Task prompt >> The answer must be an exact copy of the entries below, with no images in it.

(Beginning of Records to use)

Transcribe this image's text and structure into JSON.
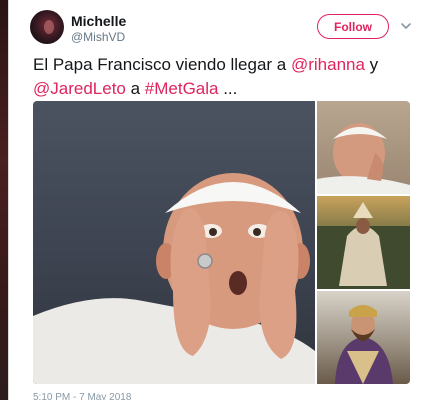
{
  "user": {
    "name": "Michelle",
    "handle": "@MishVD"
  },
  "actions": {
    "follow_label": "Follow"
  },
  "tweet": {
    "segments": [
      {
        "text": "El Papa Francisco viendo llegar a ",
        "link": false
      },
      {
        "text": "@rihanna",
        "link": true
      },
      {
        "text": " y ",
        "link": false
      },
      {
        "text": "@JaredLeto",
        "link": true
      },
      {
        "text": " a ",
        "link": false
      },
      {
        "text": "#MetGala",
        "link": true
      },
      {
        "text": " ...",
        "link": false
      }
    ],
    "timestamp": "5:10 PM - 7 May 2018"
  },
  "colors": {
    "accent": "#e0245e",
    "text": "#14171a",
    "muted": "#657786"
  },
  "icons": {
    "menu": "chevron-down-icon"
  }
}
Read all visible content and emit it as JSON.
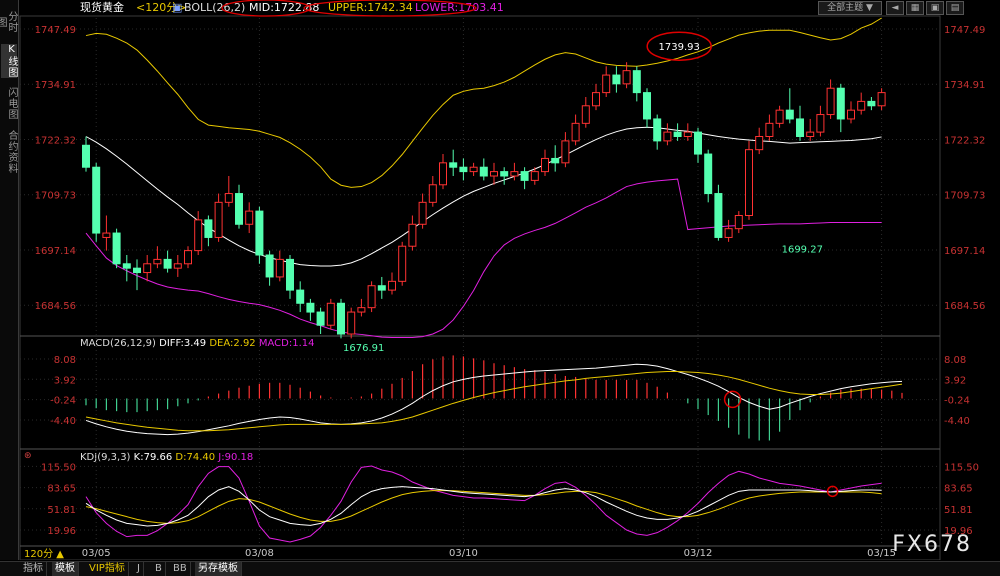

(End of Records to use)

Written reply >>
Transcribe this image's text and structure into JSON.
{
  "user": {
    "name": "Michelle",
    "handle": "@MishVD"
  },
  "actions": {
    "follow_label": "Follow"
  },
  "tweet": {
    "segments": [
      {
        "text": "El Papa Francisco viendo llegar a ",
        "link": false
      },
      {
        "text": "@rihanna",
        "link": true
      },
      {
        "text": " y ",
        "link": false
      },
      {
        "text": "@JaredLeto",
        "link": true
      },
      {
        "text": " a ",
        "link": false
      },
      {
        "text": "#MetGala",
        "link": true
      },
      {
        "text": " ...",
        "link": false
      }
    ],
    "timestamp": "5:10 PM - 7 May 2018"
  },
  "colors": {
    "accent": "#e0245e",
    "text": "#14171a",
    "muted": "#657786"
  },
  "icons": {
    "menu": "chevron-down-icon"
  }
}
Read all visible content and emit it as JSON.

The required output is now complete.